- [WHAT YOU HAVE TO DO]
Every record must appear in the response exactly as given.

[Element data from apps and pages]
════

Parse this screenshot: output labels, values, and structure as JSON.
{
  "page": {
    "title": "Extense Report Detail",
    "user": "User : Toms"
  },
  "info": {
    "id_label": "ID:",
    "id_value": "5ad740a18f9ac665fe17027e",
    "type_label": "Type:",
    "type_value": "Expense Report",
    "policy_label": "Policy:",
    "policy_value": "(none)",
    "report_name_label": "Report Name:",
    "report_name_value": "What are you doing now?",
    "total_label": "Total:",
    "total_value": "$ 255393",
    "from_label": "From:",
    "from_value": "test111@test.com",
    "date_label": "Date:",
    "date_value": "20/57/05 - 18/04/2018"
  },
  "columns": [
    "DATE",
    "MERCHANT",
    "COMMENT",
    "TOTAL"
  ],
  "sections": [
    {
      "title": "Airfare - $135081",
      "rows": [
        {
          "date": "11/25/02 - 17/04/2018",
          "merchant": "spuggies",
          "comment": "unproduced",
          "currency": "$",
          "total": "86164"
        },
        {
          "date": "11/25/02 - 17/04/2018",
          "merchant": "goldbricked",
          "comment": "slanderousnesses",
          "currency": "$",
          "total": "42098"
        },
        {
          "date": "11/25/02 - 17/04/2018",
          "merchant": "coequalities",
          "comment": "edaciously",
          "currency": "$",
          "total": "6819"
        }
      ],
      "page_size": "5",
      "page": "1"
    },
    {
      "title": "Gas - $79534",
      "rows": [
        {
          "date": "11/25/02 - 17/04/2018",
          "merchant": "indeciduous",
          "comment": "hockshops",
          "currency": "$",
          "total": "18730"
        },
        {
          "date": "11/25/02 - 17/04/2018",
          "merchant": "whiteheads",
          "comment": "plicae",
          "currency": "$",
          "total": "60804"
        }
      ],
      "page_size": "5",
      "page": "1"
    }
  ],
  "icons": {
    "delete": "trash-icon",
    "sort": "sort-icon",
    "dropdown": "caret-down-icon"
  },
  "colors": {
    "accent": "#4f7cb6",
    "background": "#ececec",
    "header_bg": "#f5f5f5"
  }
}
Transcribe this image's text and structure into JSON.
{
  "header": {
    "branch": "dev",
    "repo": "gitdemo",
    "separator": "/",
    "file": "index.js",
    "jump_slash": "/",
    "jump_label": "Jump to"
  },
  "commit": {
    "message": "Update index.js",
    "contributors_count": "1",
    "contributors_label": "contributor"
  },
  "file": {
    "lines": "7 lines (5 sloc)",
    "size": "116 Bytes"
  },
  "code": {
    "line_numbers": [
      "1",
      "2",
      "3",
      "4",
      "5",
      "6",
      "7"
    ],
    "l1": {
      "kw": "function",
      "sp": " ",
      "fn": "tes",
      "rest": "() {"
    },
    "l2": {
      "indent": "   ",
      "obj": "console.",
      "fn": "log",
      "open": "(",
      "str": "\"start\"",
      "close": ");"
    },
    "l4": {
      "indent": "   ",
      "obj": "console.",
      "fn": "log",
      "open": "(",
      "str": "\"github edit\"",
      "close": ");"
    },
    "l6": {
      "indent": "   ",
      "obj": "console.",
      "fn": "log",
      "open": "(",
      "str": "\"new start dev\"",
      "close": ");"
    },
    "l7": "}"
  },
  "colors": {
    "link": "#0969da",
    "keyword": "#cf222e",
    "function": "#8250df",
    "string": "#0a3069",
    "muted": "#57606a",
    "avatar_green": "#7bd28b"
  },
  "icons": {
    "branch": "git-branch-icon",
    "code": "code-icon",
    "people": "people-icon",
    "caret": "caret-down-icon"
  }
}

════

- [SOLUTION]
Parse this screenshot: output labels, values, and structure as JSON.
{
  "page": {
    "title": "Extense Report Detail",
    "user": "User : Toms"
  },
  "info": {
    "id_label": "ID:",
    "id_value": "5ad740a18f9ac665fe17027e",
    "type_label": "Type:",
    "type_value": "Expense Report",
    "policy_label": "Policy:",
    "policy_value": "(none)",
    "report_name_label": "Report Name:",
    "report_name_value": "What are you doing now?",
    "total_label": "Total:",
    "total_value": "$ 255393",
    "from_label": "From:",
    "from_value": "test111@test.com",
    "date_label": "Date:",
    "date_value": "20/57/05 - 18/04/2018"
  },
  "columns": [
    "DATE",
    "MERCHANT",
    "COMMENT",
    "TOTAL"
  ],
  "sections": [
    {
      "title": "Airfare - $135081",
      "rows": [
        {
          "date": "11/25/02 - 17/04/2018",
          "merchant": "spuggies",
          "comment": "unproduced",
          "currency": "$",
          "total": "86164"
        },
        {
          "date": "11/25/02 - 17/04/2018",
          "merchant": "goldbricked",
          "comment": "slanderousnesses",
          "currency": "$",
          "total": "42098"
        },
        {
          "date": "11/25/02 - 17/04/2018",
          "merchant": "coequalities",
          "comment": "edaciously",
          "currency": "$",
          "total": "6819"
        }
      ],
      "page_size": "5",
      "page": "1"
    },
    {
      "title": "Gas - $79534",
      "rows": [
        {
          "date": "11/25/02 - 17/04/2018",
          "merchant": "indeciduous",
          "comment": "hockshops",
          "currency": "$",
          "total": "18730"
        },
        {
          "date": "11/25/02 - 17/04/2018",
          "merchant": "whiteheads",
          "comment": "plicae",
          "currency": "$",
          "total": "60804"
        }
      ],
      "page_size": "5",
      "page": "1"
    }
  ],
  "icons": {
    "delete": "trash-icon",
    "sort": "sort-icon",
    "dropdown": "caret-down-icon"
  },
  "colors": {
    "accent": "#4f7cb6",
    "background": "#ececec",
    "header_bg": "#f5f5f5"
  }
}
Transcribe this image's text and structure into JSON.
{
  "header": {
    "branch": "dev",
    "repo": "gitdemo",
    "separator": "/",
    "file": "index.js",
    "jump_slash": "/",
    "jump_label": "Jump to"
  },
  "commit": {
    "message": "Update index.js",
    "contributors_count": "1",
    "contributors_label": "contributor"
  },
  "file": {
    "lines": "7 lines (5 sloc)",
    "size": "116 Bytes"
  },
  "code": {
    "line_numbers": [
      "1",
      "2",
      "3",
      "4",
      "5",
      "6",
      "7"
    ],
    "l1": {
      "kw": "function",
      "sp": " ",
      "fn": "tes",
      "rest": "() {"
    },
    "l2": {
      "indent": "   ",
      "obj": "console.",
      "fn": "log",
      "open": "(",
      "str": "\"start\"",
      "close": ");"
    },
    "l4": {
      "indent": "   ",
      "obj": "console.",
      "fn": "log",
      "open": "(",
      "str": "\"github edit\"",
      "close": ");"
    },
    "l6": {
      "indent": "   ",
      "obj": "console.",
      "fn": "log",
      "open": "(",
      "str": "\"new start dev\"",
      "close": ");"
    },
    "l7": "}"
  },
  "colors": {
    "link": "#0969da",
    "keyword": "#cf222e",
    "function": "#8250df",
    "string": "#0a3069",
    "muted": "#57606a",
    "avatar_green": "#7bd28b"
  },
  "icons": {
    "branch": "git-branch-icon",
    "code": "code-icon",
    "people": "people-icon",
    "caret": "caret-down-icon"
  }
}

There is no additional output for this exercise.